:: EXERCISE ::
Examine the entries and show every line in which the word "Резерв" is found.

:: RECORDS FOR THE TASK ::
::::::

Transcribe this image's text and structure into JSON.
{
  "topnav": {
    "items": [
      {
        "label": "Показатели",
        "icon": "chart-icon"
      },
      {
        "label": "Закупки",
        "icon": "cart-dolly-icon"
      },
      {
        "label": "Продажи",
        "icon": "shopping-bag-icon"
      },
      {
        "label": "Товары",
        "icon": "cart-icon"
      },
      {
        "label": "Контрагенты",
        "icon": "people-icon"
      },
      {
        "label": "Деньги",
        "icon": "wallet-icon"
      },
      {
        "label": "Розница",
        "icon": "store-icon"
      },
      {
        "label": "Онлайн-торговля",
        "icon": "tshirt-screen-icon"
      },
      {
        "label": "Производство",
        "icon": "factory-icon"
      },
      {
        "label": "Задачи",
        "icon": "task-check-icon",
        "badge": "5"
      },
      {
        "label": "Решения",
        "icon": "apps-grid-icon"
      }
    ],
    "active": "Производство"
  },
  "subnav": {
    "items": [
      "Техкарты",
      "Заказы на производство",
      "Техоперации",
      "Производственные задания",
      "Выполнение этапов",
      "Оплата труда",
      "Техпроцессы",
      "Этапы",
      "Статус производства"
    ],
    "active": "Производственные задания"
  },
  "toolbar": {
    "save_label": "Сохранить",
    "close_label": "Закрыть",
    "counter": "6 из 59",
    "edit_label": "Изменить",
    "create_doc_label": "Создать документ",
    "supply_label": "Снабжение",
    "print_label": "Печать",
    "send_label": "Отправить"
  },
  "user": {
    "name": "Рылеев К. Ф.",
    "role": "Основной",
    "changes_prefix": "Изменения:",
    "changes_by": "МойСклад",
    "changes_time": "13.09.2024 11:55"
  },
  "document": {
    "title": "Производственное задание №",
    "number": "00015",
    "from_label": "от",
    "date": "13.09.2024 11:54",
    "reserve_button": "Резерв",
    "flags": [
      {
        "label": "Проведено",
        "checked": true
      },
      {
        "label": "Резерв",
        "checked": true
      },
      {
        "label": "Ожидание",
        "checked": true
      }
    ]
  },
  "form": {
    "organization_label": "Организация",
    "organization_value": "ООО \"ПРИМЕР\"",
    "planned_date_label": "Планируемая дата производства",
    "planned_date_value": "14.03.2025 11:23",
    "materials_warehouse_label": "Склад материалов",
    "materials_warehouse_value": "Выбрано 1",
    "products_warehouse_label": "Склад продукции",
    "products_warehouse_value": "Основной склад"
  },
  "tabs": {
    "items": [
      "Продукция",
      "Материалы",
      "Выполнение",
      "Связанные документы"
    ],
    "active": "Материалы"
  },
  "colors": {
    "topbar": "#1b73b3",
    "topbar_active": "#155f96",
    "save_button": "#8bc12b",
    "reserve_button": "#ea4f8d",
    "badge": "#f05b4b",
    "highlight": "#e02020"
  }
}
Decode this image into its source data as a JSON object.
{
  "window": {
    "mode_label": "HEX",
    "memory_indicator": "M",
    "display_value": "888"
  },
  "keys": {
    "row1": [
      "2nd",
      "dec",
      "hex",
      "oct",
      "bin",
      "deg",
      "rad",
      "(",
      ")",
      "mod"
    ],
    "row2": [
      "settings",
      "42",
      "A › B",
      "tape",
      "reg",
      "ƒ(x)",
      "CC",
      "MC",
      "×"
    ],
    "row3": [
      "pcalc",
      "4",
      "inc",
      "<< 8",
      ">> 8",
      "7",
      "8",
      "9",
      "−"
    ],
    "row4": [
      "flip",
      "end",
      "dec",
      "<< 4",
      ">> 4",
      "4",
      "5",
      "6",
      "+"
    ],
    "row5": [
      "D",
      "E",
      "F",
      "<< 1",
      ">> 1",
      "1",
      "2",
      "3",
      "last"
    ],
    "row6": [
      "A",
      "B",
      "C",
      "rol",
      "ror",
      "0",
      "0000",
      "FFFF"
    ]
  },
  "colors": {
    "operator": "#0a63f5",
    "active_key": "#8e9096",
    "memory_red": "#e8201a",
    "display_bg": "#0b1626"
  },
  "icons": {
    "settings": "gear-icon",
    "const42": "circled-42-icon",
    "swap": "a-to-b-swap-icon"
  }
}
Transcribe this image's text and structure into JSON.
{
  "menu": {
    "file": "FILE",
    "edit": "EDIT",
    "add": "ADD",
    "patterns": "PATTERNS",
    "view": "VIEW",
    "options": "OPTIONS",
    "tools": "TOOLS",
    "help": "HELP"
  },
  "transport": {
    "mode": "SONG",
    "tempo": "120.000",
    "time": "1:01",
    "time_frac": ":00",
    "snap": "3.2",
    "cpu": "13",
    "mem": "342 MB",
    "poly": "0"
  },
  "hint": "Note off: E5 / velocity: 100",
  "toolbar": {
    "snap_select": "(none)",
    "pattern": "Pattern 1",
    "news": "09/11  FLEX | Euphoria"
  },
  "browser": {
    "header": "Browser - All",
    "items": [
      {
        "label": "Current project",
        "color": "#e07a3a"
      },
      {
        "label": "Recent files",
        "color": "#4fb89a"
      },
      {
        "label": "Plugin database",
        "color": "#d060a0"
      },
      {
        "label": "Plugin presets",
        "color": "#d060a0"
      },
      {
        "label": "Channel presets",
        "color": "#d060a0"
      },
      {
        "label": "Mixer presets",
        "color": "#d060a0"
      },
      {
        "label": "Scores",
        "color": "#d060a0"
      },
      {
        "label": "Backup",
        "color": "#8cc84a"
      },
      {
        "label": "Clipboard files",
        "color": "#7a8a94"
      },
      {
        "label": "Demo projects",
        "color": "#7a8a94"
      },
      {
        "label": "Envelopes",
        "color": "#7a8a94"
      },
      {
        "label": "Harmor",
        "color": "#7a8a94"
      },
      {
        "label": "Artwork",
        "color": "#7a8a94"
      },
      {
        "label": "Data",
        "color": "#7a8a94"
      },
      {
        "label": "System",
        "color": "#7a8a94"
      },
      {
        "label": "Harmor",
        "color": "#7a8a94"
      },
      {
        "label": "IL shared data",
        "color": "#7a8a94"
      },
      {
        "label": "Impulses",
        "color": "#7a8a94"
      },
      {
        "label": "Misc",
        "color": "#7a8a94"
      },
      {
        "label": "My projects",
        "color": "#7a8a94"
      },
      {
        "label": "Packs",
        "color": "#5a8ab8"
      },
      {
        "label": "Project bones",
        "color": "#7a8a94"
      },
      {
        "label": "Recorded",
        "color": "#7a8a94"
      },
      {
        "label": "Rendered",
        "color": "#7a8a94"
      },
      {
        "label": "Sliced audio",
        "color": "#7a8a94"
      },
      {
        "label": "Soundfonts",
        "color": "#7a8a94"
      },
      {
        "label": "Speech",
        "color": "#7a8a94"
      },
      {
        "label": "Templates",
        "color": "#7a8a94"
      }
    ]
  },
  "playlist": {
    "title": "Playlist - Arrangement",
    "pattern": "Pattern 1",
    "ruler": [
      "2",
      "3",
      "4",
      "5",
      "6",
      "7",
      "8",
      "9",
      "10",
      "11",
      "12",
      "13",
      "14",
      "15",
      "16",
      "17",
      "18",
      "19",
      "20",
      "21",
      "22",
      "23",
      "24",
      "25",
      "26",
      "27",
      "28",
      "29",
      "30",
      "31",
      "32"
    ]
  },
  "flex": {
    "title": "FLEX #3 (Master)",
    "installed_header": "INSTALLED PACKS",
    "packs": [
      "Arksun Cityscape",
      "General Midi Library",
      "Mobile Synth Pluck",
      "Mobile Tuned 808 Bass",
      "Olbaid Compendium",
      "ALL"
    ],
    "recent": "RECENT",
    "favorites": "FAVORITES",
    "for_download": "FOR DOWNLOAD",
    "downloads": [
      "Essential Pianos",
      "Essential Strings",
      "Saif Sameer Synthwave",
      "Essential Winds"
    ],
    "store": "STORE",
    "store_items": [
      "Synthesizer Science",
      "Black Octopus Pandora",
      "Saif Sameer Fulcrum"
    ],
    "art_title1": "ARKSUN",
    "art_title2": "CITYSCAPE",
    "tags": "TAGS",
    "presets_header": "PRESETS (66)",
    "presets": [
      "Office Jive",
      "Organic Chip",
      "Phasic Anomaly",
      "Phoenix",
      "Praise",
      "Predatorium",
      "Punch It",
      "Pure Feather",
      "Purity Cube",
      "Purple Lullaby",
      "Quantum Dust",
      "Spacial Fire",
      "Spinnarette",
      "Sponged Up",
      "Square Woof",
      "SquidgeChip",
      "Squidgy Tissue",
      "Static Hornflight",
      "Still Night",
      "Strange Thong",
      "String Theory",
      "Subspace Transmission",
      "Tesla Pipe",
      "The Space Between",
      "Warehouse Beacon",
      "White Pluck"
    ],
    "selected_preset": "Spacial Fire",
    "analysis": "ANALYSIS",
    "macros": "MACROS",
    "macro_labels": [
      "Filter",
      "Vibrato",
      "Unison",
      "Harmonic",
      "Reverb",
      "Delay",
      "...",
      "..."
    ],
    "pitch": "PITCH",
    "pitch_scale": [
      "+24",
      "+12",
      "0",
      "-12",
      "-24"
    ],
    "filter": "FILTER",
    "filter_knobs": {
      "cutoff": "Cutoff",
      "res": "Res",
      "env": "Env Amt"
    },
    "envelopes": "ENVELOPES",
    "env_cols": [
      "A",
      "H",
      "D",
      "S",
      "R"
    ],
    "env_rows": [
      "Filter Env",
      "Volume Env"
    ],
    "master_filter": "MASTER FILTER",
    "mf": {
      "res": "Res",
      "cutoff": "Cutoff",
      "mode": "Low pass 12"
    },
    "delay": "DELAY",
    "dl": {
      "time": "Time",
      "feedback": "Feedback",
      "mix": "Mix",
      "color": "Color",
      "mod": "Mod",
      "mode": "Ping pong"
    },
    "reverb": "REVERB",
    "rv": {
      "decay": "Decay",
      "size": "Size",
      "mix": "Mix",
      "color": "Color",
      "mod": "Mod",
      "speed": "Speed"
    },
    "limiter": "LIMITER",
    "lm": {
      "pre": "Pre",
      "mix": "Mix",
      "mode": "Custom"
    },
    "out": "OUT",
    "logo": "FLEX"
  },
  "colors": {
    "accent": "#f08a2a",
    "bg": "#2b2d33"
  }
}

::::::

:: RESULT OF THE TASK ::
    "reserve_button": "Резерв",
        "label": "Резерв",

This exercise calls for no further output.